§ EXERCISE INSTRUCTIONS: Only the images are to be dropped; the records themselves must be repeated exactly.

### INPUT DATA ###

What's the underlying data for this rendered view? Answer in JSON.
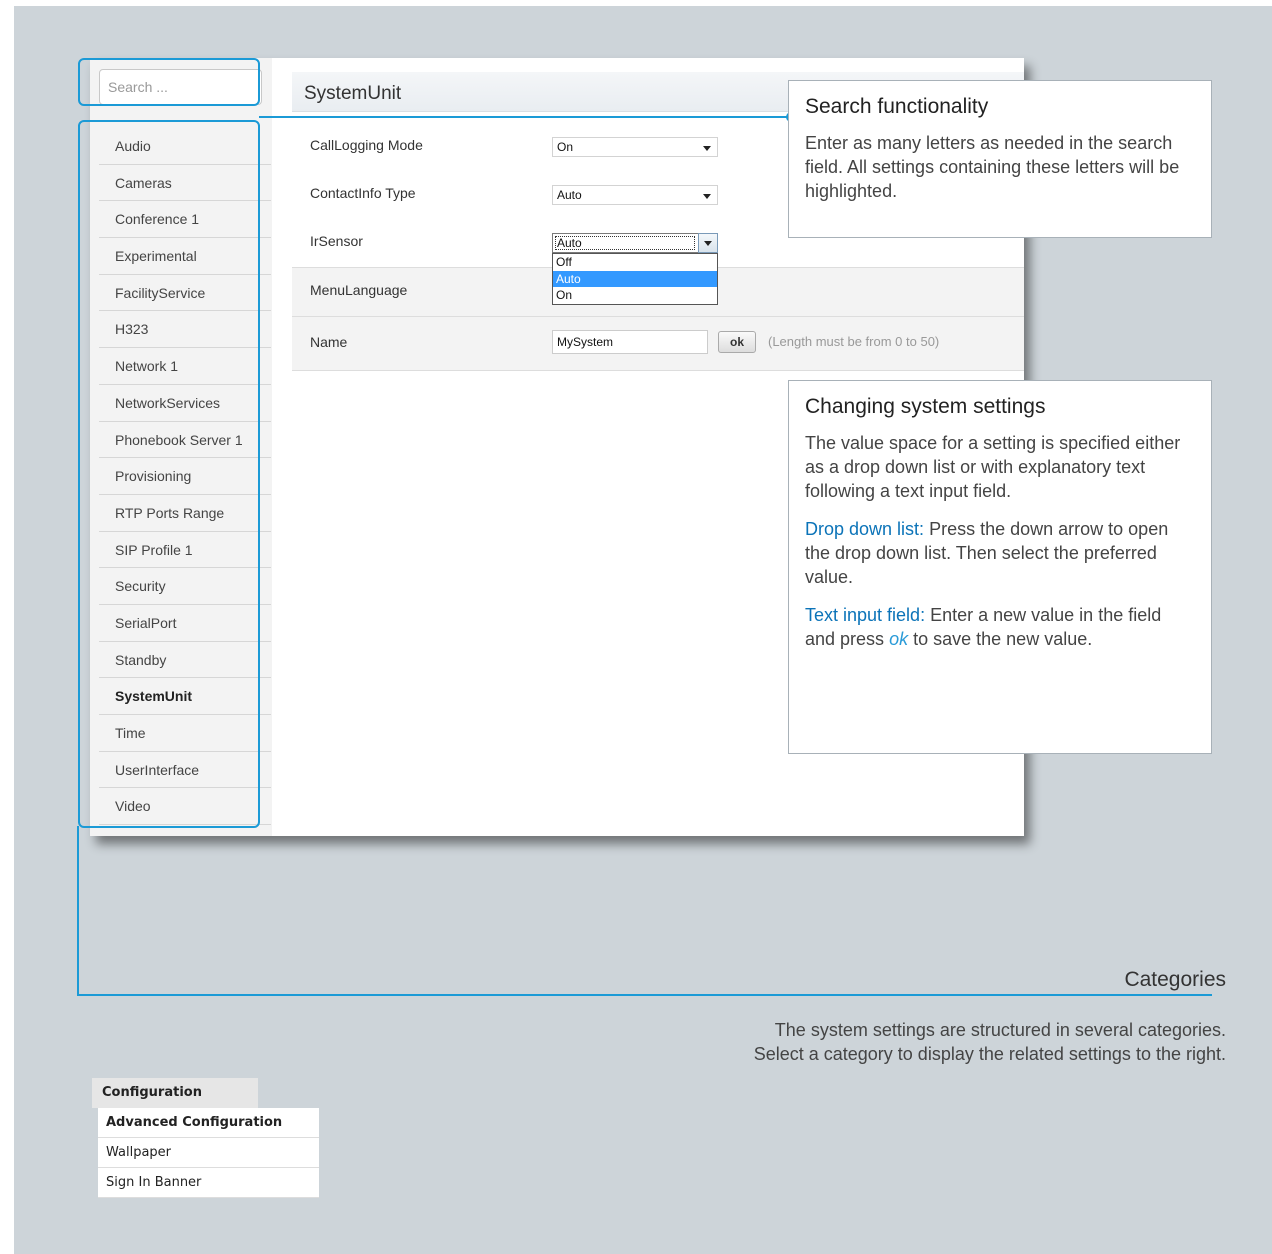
{
  "search": {
    "placeholder": "Search ..."
  },
  "sidebar": {
    "items": [
      {
        "label": "Audio"
      },
      {
        "label": "Cameras"
      },
      {
        "label": "Conference 1"
      },
      {
        "label": "Experimental"
      },
      {
        "label": "FacilityService"
      },
      {
        "label": "H323"
      },
      {
        "label": "Network 1"
      },
      {
        "label": "NetworkServices"
      },
      {
        "label": "Phonebook Server 1"
      },
      {
        "label": "Provisioning"
      },
      {
        "label": "RTP Ports Range"
      },
      {
        "label": "SIP Profile 1"
      },
      {
        "label": "Security"
      },
      {
        "label": "SerialPort"
      },
      {
        "label": "Standby"
      },
      {
        "label": "SystemUnit",
        "active": true
      },
      {
        "label": "Time"
      },
      {
        "label": "UserInterface"
      },
      {
        "label": "Video"
      }
    ]
  },
  "main": {
    "title": "SystemUnit",
    "settings": {
      "call_logging": {
        "label": "CallLogging Mode",
        "value": "On"
      },
      "contact_info": {
        "label": "ContactInfo Type",
        "value": "Auto"
      },
      "ir_sensor": {
        "label": "IrSensor",
        "value": "Auto",
        "options": [
          "Off",
          "Auto",
          "On"
        ],
        "selected": "Auto"
      },
      "menu_language": {
        "label": "MenuLanguage"
      },
      "name": {
        "label": "Name",
        "value": "MySystem",
        "button": "ok",
        "hint": "(Length must be from 0 to 50)"
      }
    }
  },
  "callouts": {
    "search": {
      "title": "Search functionality",
      "text": "Enter as many letters as needed in the search field. All settings containing these letters will be highlighted."
    },
    "settings": {
      "title": "Changing system settings",
      "intro": "The value space for a setting is specified either as a drop down list or with explanatory text following a text input field.",
      "dropdown_label": "Drop down list:",
      "dropdown_text": "Press the down arrow to open the drop down list. Then select the preferred value.",
      "text_label": "Text input field:",
      "text_text_before": "Enter a new value in the field and press",
      "text_ok": "ok",
      "text_text_after": "to save the new value."
    },
    "categories": {
      "title": "Categories",
      "text_line1": "The system settings are structured in several categories.",
      "text_line2": "Select a category to display the related settings to the right."
    }
  },
  "bottom_nav": {
    "header": "Configuration",
    "items": [
      "Advanced Configuration",
      "Wallpaper",
      "Sign In Banner"
    ]
  },
  "colors": {
    "accent": "#1b9ad6",
    "background": "#cdd4d9",
    "dropdown_selected": "#3399ff"
  }
}
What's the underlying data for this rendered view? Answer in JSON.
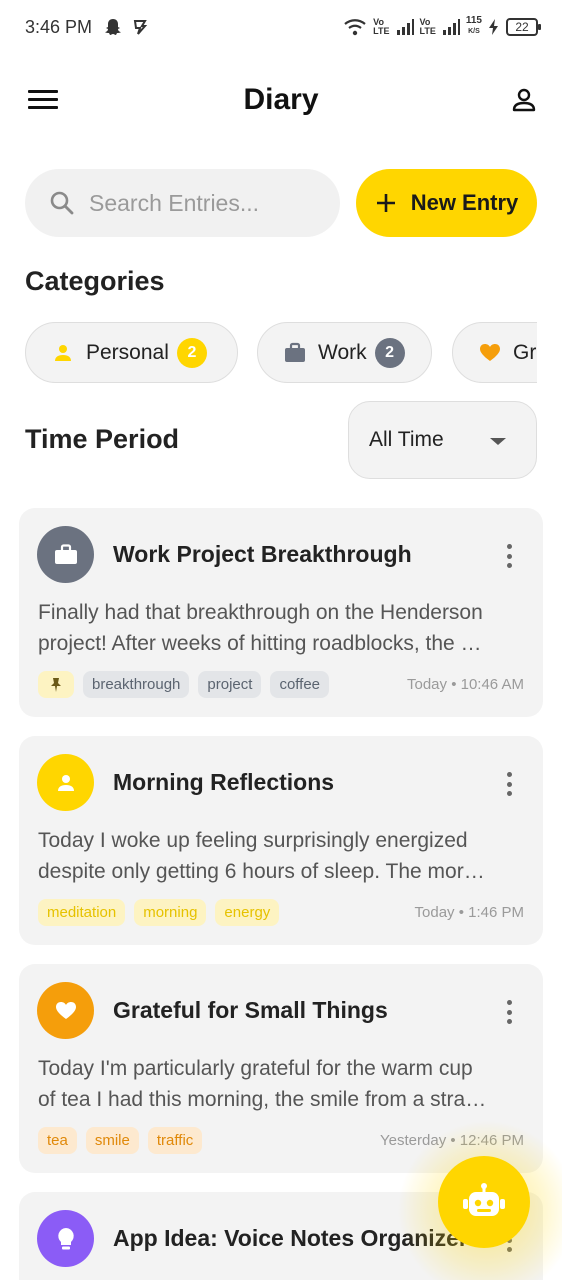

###

§ THE COMPLETED TASK:
What's the underlying data for this rendered view? Answer in JSON.
{
  "search": {
    "placeholder": "Search ..."
  },
  "sidebar": {
    "items": [
      {
        "label": "Audio"
      },
      {
        "label": "Cameras"
      },
      {
        "label": "Conference 1"
      },
      {
        "label": "Experimental"
      },
      {
        "label": "FacilityService"
      },
      {
        "label": "H323"
      },
      {
        "label": "Network 1"
      },
      {
        "label": "NetworkServices"
      },
      {
        "label": "Phonebook Server 1"
      },
      {
        "label": "Provisioning"
      },
      {
        "label": "RTP Ports Range"
      },
      {
        "label": "SIP Profile 1"
      },
      {
        "label": "Security"
      },
      {
        "label": "SerialPort"
      },
      {
        "label": "Standby"
      },
      {
        "label": "SystemUnit",
        "active": true
      },
      {
        "label": "Time"
      },
      {
        "label": "UserInterface"
      },
      {
        "label": "Video"
      }
    ]
  },
  "main": {
    "title": "SystemUnit",
    "settings": {
      "call_logging": {
        "label": "CallLogging Mode",
        "value": "On"
      },
      "contact_info": {
        "label": "ContactInfo Type",
        "value": "Auto"
      },
      "ir_sensor": {
        "label": "IrSensor",
        "value": "Auto",
        "options": [
          "Off",
          "Auto",
          "On"
        ],
        "selected": "Auto"
      },
      "menu_language": {
        "label": "MenuLanguage"
      },
      "name": {
        "label": "Name",
        "value": "MySystem",
        "button": "ok",
        "hint": "(Length must be from 0 to 50)"
      }
    }
  },
  "callouts": {
    "search": {
      "title": "Search functionality",
      "text": "Enter as many letters as needed in the search field. All settings containing these letters will be highlighted."
    },
    "settings": {
      "title": "Changing system settings",
      "intro": "The value space for a setting is specified either as a drop down list or with explanatory text following a text input field.",
      "dropdown_label": "Drop down list:",
      "dropdown_text": "Press the down arrow to open the drop down list. Then select the preferred value.",
      "text_label": "Text input field:",
      "text_text_before": "Enter a new value in the field and press",
      "text_ok": "ok",
      "text_text_after": "to save the new value."
    },
    "categories": {
      "title": "Categories",
      "text_line1": "The system settings are structured in several categories.",
      "text_line2": "Select a category to display the related settings to the right."
    }
  },
  "bottom_nav": {
    "header": "Configuration",
    "items": [
      "Advanced Configuration",
      "Wallpaper",
      "Sign In Banner"
    ]
  },
  "colors": {
    "accent": "#1b9ad6",
    "background": "#cdd4d9",
    "dropdown_selected": "#3399ff"
  }
}
What's the underlying data for this rendered view? Answer in JSON.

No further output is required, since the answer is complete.